Campaigners against the £500m King’s Lynn power and recycling facility said ministers should wait until such a study was completed before deciding whether to back the proposals.
While this is thought to be unlikely, industry figures said uncertainty about the HPA’s stance could make it harder to get incinerators through planning.
Grant Thornton director Nigel Mattravers said: “It is disappoint-ing.
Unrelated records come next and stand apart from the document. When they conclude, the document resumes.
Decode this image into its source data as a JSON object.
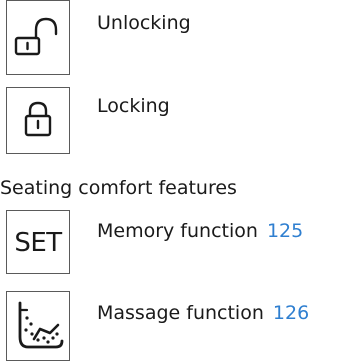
{
  "items": [
    {
      "label": "Unlocking",
      "icon": "unlock-icon"
    },
    {
      "label": "Locking",
      "icon": "lock-icon"
    }
  ],
  "section": {
    "heading": "Seating comfort features",
    "items": [
      {
        "label": "Memory function",
        "page": "125",
        "icon": "set-icon",
        "icon_text": "SET"
      },
      {
        "label": "Massage function",
        "page": "126",
        "icon": "massage-seat-icon"
      }
    ]
  },
  "colors": {
    "text": "#1a1a1a",
    "link": "#2f7fd0",
    "border": "#5a5a5a"
  }
}
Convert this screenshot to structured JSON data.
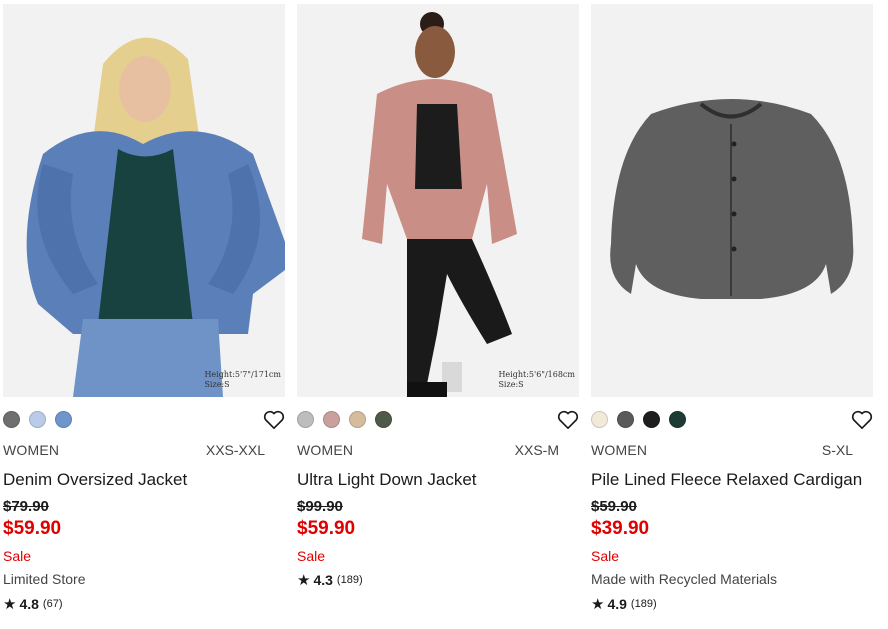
{
  "products": [
    {
      "model_note": [
        "Height:5'7\"/171cm",
        "Size:S"
      ],
      "swatches": [
        "#6f6f6f",
        "#b9cbe8",
        "#6f95cf"
      ],
      "gender": "WOMEN",
      "size_range": "XXS-XXL",
      "name": "Denim Oversized Jacket",
      "original_price": "$79.90",
      "sale_price": "$59.90",
      "sale_label": "Sale",
      "tag": "Limited Store",
      "rating": "4.8",
      "review_count": "(67)"
    },
    {
      "model_note": [
        "Height:5'6\"/168cm",
        "Size:S"
      ],
      "swatches": [
        "#bdbdbd",
        "#c9a09b",
        "#d4bc9c",
        "#4f5a48"
      ],
      "gender": "WOMEN",
      "size_range": "XXS-M",
      "name": "Ultra Light Down Jacket",
      "original_price": "$99.90",
      "sale_price": "$59.90",
      "sale_label": "Sale",
      "tag": "",
      "rating": "4.3",
      "review_count": "(189)"
    },
    {
      "model_note": [
        "",
        ""
      ],
      "swatches": [
        "#f1ead9",
        "#5a5a5a",
        "#1e1e1e",
        "#1d3a35"
      ],
      "gender": "WOMEN",
      "size_range": "S-XL",
      "name": "Pile Lined Fleece Relaxed Cardigan",
      "original_price": "$59.90",
      "sale_price": "$39.90",
      "sale_label": "Sale",
      "tag": "Made with Recycled Materials",
      "rating": "4.9",
      "review_count": "(189)"
    }
  ],
  "icons": {
    "favorite": "heart-outline-icon",
    "star": "star-icon"
  },
  "colors": {
    "sale_red": "#e00000",
    "text": "#1b1b1b"
  }
}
Previous [Government-backed studies] were largely thought to definitively prove there are no serious health problems.
“It may not be helpful for the future if there is a piece of work which campaigners can say ‘we need to wait for this before a decision is taken’.”
Mike Knights from Farmers Campaign, which opposes the Norfolk incinerator, said a number of scientific studies, including one in the well-regarded US National Library of Medicine in July 2010, cited links between health problems and incinerators.
“I think studies like that one in the US are making the HPA feel uncomfortable. The industry seems to think that the Waste Incinerator Directive wiped the slate clean. It doesn’t.”
The HPA, a non-departmental public body, refused to say when a decision would be taken on the study, first floated last May, or how long it would take if it went ahead.
A spokesman said: “The HPA’s position is that well run and regulated modern municipal waste incinerators are not a significant risk to public health.
“However, we recognise that there are real public concerns about this issue, and will take every possible step to reassure people that the position is as we have outlined.”
He added that discussions were ongoing with Imperial College London about “a potential study into birth outcomes around municipal waste incinerators and a detailed proposal for what would be a complex study is being drawn up”.
In 2009, the HPA declared that incinerators posed a significantly low threat to public health (mrw.co.uk/3005813.article).
- Veolia was been given the green light to build a controversial £60m energy-from-waste facility in Shropshire, despite the council’s planning committee unanimously rejecting the incinerator’s initial application in 2010.